* _Description of the task_
Lift out each line of the data that holds "title".

* _Data section_

● ● ● ● ●

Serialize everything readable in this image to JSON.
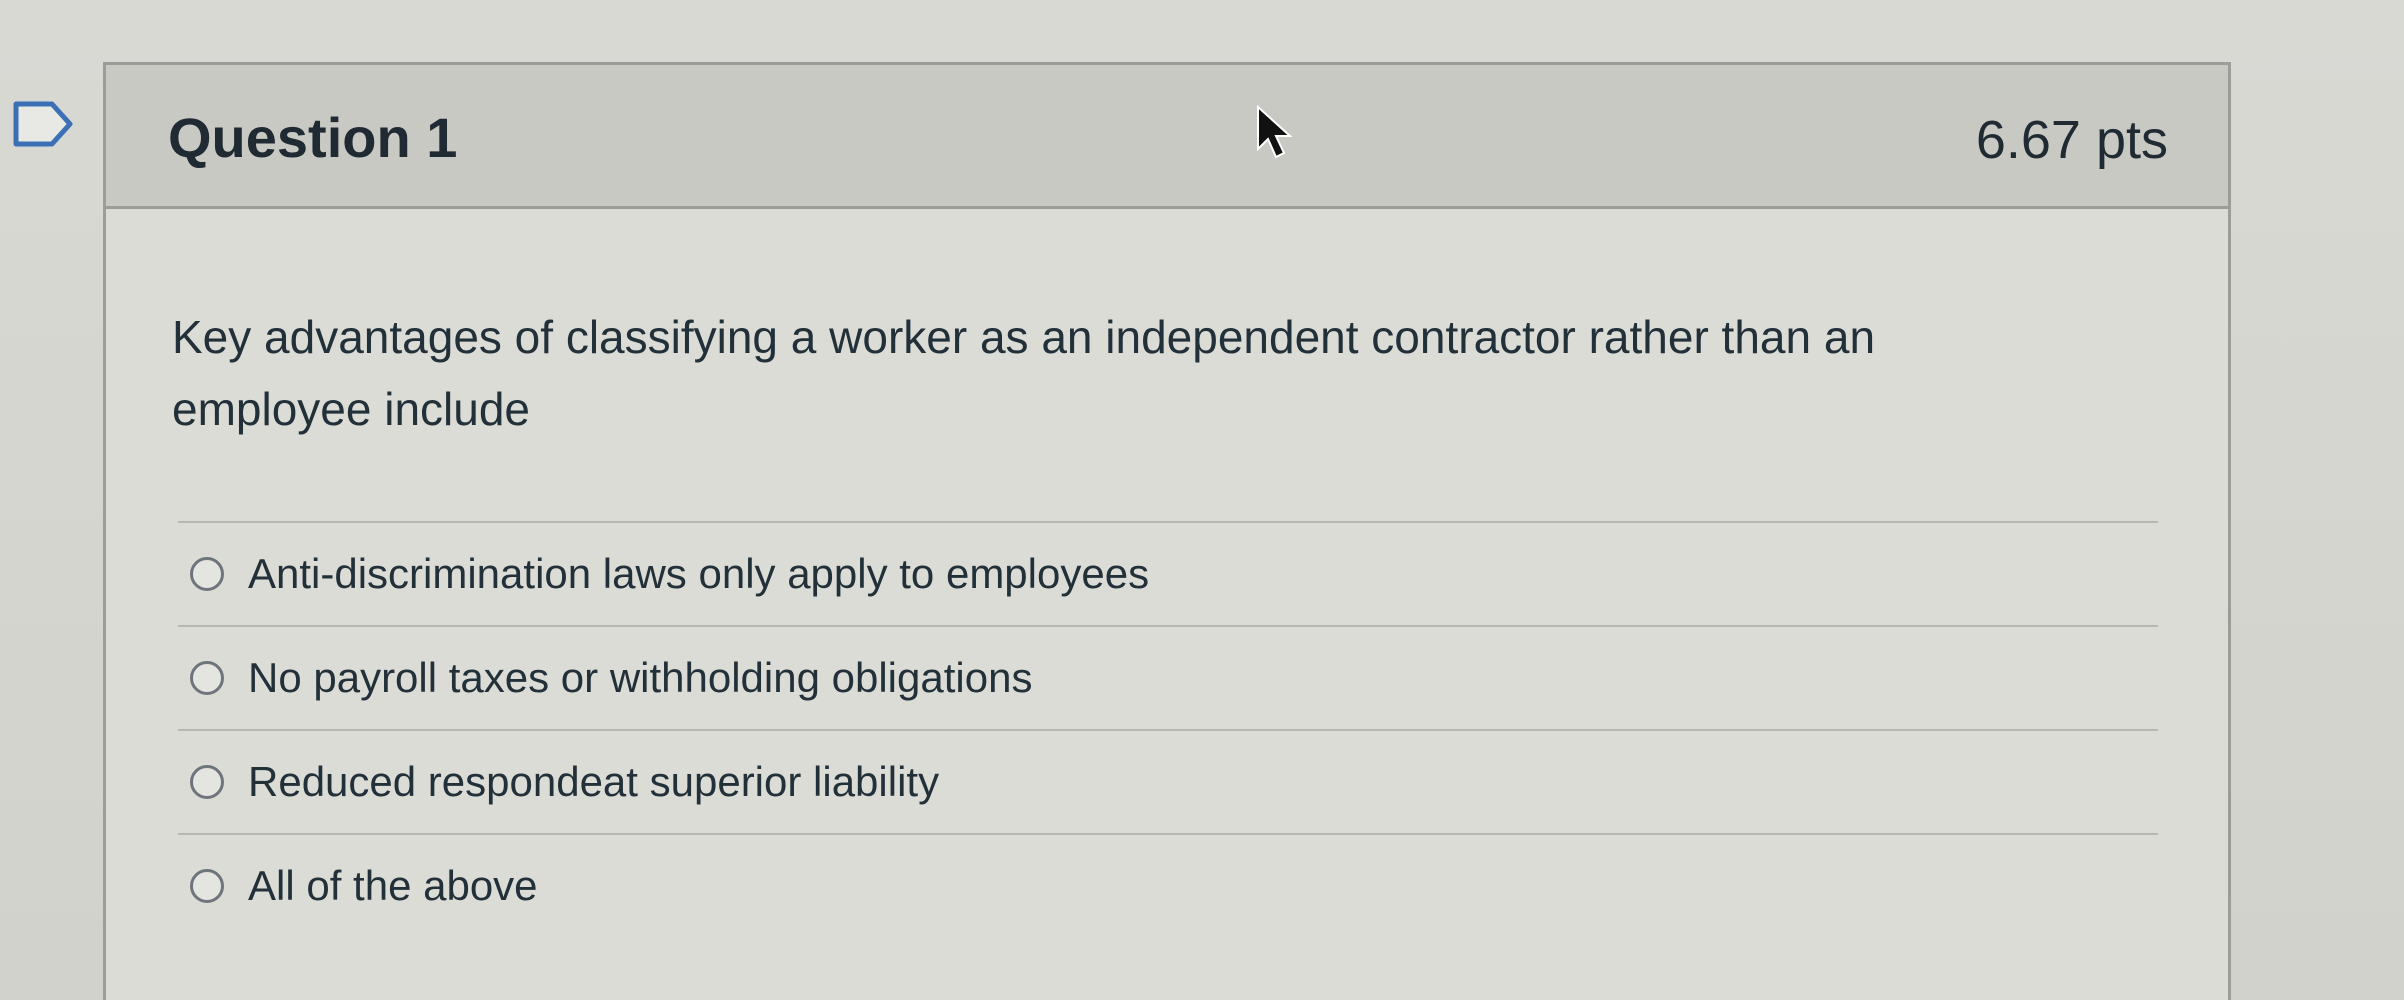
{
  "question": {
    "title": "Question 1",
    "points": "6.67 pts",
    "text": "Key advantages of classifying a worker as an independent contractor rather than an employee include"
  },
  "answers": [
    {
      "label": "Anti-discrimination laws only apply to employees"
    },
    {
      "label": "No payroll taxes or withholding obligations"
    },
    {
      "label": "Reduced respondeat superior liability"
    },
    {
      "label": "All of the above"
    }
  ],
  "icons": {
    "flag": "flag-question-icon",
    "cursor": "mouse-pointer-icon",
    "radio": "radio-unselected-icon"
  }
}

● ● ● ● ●

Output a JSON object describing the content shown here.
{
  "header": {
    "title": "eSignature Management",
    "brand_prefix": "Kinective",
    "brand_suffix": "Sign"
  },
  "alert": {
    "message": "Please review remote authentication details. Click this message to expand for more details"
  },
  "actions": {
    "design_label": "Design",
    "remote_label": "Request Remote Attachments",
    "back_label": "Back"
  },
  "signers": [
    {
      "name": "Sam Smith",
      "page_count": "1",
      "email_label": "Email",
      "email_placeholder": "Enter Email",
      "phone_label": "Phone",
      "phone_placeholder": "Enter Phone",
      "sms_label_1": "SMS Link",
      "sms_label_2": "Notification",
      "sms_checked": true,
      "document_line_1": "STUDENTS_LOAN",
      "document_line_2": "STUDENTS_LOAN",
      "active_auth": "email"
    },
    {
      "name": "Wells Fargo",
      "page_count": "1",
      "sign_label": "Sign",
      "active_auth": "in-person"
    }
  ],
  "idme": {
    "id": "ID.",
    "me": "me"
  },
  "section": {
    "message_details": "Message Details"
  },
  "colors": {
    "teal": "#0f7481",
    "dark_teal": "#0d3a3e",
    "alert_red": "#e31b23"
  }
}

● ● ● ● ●

* _Answer space_
    "title": "Question 1",
    "title": "eSignature Management",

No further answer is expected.